Judith, who we recall dressed herself up to attract and seduce the enemy, wears a crimson dress trimmed with gold. Her white undershirt is trimmed with lace and the inside of her sleeve shows a flash of blood-red. Now slightly dishevelled, her braided hair is adorned with a cameo, while a pearl hangs from her ear. Pearls typically symbolise purity and innocence, but in early Christian art, the pearl also represented the perfection of God’s creation and His word. Sanctioned by the Lord, Judith does His work fortified with His strength. Judith grips the hilt of Holofernes’ sword with her right hand (the ‘strong hand’ prayed for in Judith 9:9), just used to cut off its owner’s head. I love the way she commands the weapon, appearing confident and comfortable wielding this unfamiliar object. The blade of this instrument of decapitation rests casually on her shoulder, disturbingly close to her own smooth and vulnerable neck. A screaming face adorns the pommel is thought by some scholars to be Medusa, but to my mind, it evokes the expression of its victim pre-execution.
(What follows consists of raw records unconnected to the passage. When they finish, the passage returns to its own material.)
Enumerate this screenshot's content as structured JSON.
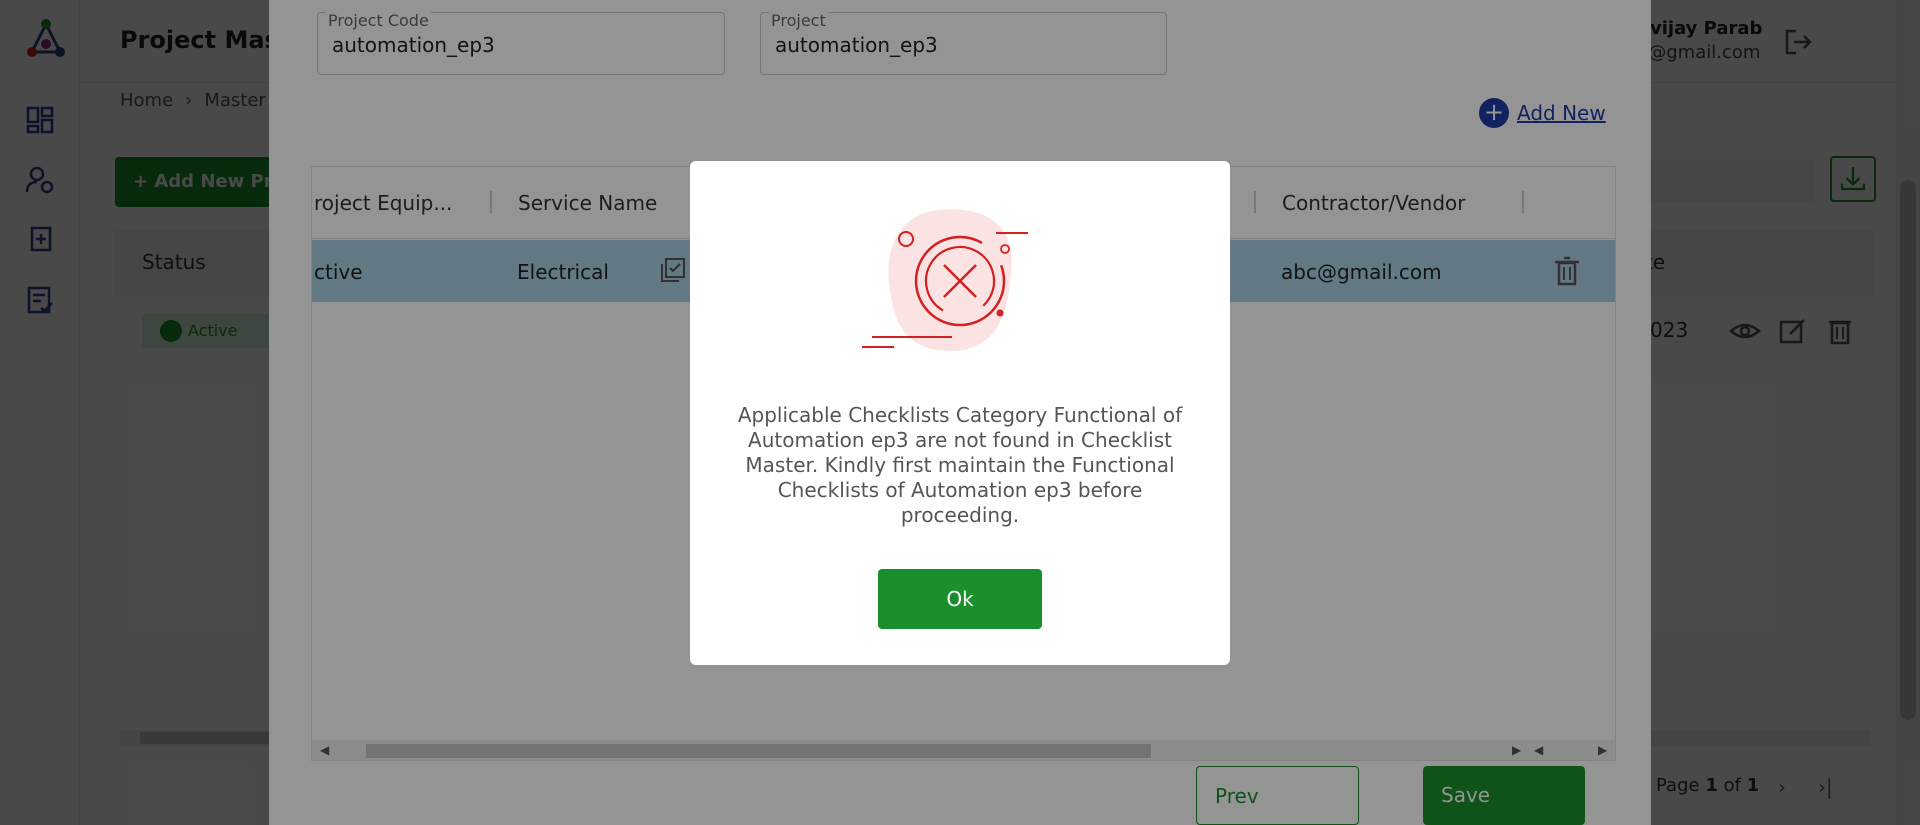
{
  "page": {
    "title": "Project Mast",
    "breadcrumb": {
      "home": "Home",
      "current": "Master"
    },
    "add_project_label": "+ Add New Pro",
    "user": {
      "name": "Digvijay Parab",
      "email": "dsp@gmail.com"
    },
    "table": {
      "status_header": "Status",
      "date_header": "te",
      "row_status": "Active",
      "row_date": "023"
    },
    "pagination": {
      "prefix": "Page ",
      "current": "1",
      "of": " of ",
      "total": "1"
    }
  },
  "drawer": {
    "project_code_label": "Project Code",
    "project_code_value": "automation_ep3",
    "project_label": "Project",
    "project_value": "automation_ep3",
    "add_new_label": "Add New",
    "columns": [
      "roject Equip...",
      "Service Name",
      "Contractor/Vendor"
    ],
    "row": {
      "status": "ctive",
      "service": "Electrical",
      "vendor": "abc@gmail.com"
    },
    "prev_label": "Prev",
    "save_label": "Save"
  },
  "dialog": {
    "icon": "error-x-icon",
    "message": "Applicable Checklists Category Functional of Automation ep3 are not found in Checklist Master. Kindly first maintain the Functional Checklists of Automation ep3 before proceeding.",
    "ok_label": "Ok"
  },
  "colors": {
    "primary_green": "#1a8f2b",
    "link_blue": "#1f3ca8",
    "error_red": "#d42020",
    "row_highlight": "#a9cfe0"
  }
}
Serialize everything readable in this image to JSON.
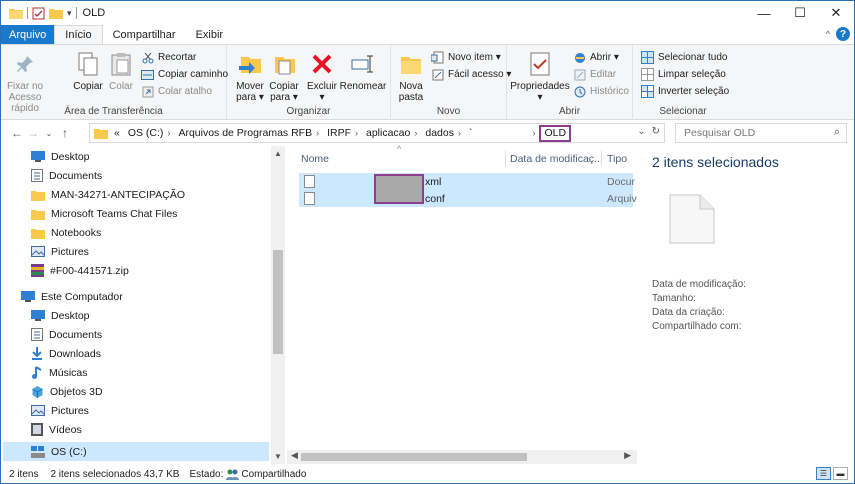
{
  "window": {
    "title": "OLD"
  },
  "tabs": {
    "file": "Arquivo",
    "home": "Início",
    "share": "Compartilhar",
    "view": "Exibir"
  },
  "ribbon": {
    "clipboard": {
      "label": "Área de Transferência",
      "pin": "Fixar no Acesso rápido",
      "copy": "Copiar",
      "paste": "Colar",
      "cut": "Recortar",
      "copy_path": "Copiar caminho",
      "paste_shortcut": "Colar atalho"
    },
    "organize": {
      "label": "Organizar",
      "move_to": "Mover para ▾",
      "copy_to": "Copiar para ▾",
      "delete": "Excluir ▾",
      "rename": "Renomear"
    },
    "new": {
      "label": "Novo",
      "new_folder": "Nova pasta",
      "new_item": "Novo item ▾",
      "easy_access": "Fácil acesso ▾"
    },
    "open": {
      "label": "Abrir",
      "properties": "Propriedades ▾",
      "open": "Abrir ▾",
      "edit": "Editar",
      "history": "Histórico"
    },
    "select": {
      "label": "Selecionar",
      "select_all": "Selecionar tudo",
      "select_none": "Limpar seleção",
      "invert": "Inverter seleção"
    }
  },
  "address": {
    "breadcrumbs": [
      "«",
      "OS (C:)",
      "Arquivos de Programas RFB",
      "IRPF",
      "aplicacao",
      "dados",
      "`",
      "OLD"
    ],
    "search_placeholder": "Pesquisar OLD"
  },
  "nav": {
    "items": [
      {
        "label": "Desktop",
        "icon": "desktop-icon"
      },
      {
        "label": "Documents",
        "icon": "documents-icon"
      },
      {
        "label": "MAN-34271-ANTECIPAÇÃO",
        "icon": "folder-icon"
      },
      {
        "label": "Microsoft Teams Chat Files",
        "icon": "folder-icon"
      },
      {
        "label": "Notebooks",
        "icon": "folder-icon"
      },
      {
        "label": "Pictures",
        "icon": "pictures-icon"
      },
      {
        "label": "#F00-441571.zip",
        "icon": "zip-icon"
      },
      {
        "label": "Este Computador",
        "icon": "computer-icon"
      },
      {
        "label": "Desktop",
        "icon": "desktop-icon"
      },
      {
        "label": "Documents",
        "icon": "documents-icon"
      },
      {
        "label": "Downloads",
        "icon": "downloads-icon"
      },
      {
        "label": "Músicas",
        "icon": "music-icon"
      },
      {
        "label": "Objetos 3D",
        "icon": "objects3d-icon"
      },
      {
        "label": "Pictures",
        "icon": "pictures-icon"
      },
      {
        "label": "Vídeos",
        "icon": "videos-icon"
      },
      {
        "label": "OS (C:)",
        "icon": "drive-icon"
      }
    ]
  },
  "files": {
    "columns": {
      "name": "Nome",
      "date": "Data de modificaç...",
      "type": "Tipo"
    },
    "rows": [
      {
        "name_suffix": "xml",
        "type": "Docur"
      },
      {
        "name_suffix": "conf",
        "type": "Arquiv"
      }
    ]
  },
  "details": {
    "title": "2 itens selecionados",
    "modified": "Data de modificação:",
    "size": "Tamanho:",
    "created": "Data da criação:",
    "shared": "Compartilhado com:"
  },
  "status": {
    "count": "2 itens",
    "selected": "2 itens selecionados  43,7 KB",
    "state_label": "Estado:",
    "state_value": "Compartilhado"
  },
  "colors": {
    "accent": "#1979ca",
    "selection": "#cce8ff",
    "highlight_border": "#8e3e8e"
  }
}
While Orazio provided the template upon which his daughter’s interpretation would be based, Artemisia makes the subject her own. She draws the viewer’s eye and mind on two women in a moment of shared intimacy and peril. The story itself does not elaborate on the relationship between Judith and her partner in crime, but this painting captures something of the imagined rapport between them through a seemingly simple gesture, a touch. Orazio’s figures seem disconnected to me, and I see models posing, not characters telling a story. It might be going too far to say that Artemisia put something of her understanding of female companionship into the painting. But she certainly captures something more nuanced and human from the apocryphal text than her father. Artemisia was around 22 years old when she created this work. She had already painted one Judith Beheading Holofernes (Museo di Capodimonte, 1611-12) and would soon paint another, more dramatic one (Uffizi 1620-21). She would also revisit the aftermath of the slaying, most spectacularly in the version owned by the Detroit Institute of Arts (c.1625-7). In repeatedly returning to and reworking Judith’s heroic tale, Artemisia deepens our comprehension and recognition of the women at the heart of it.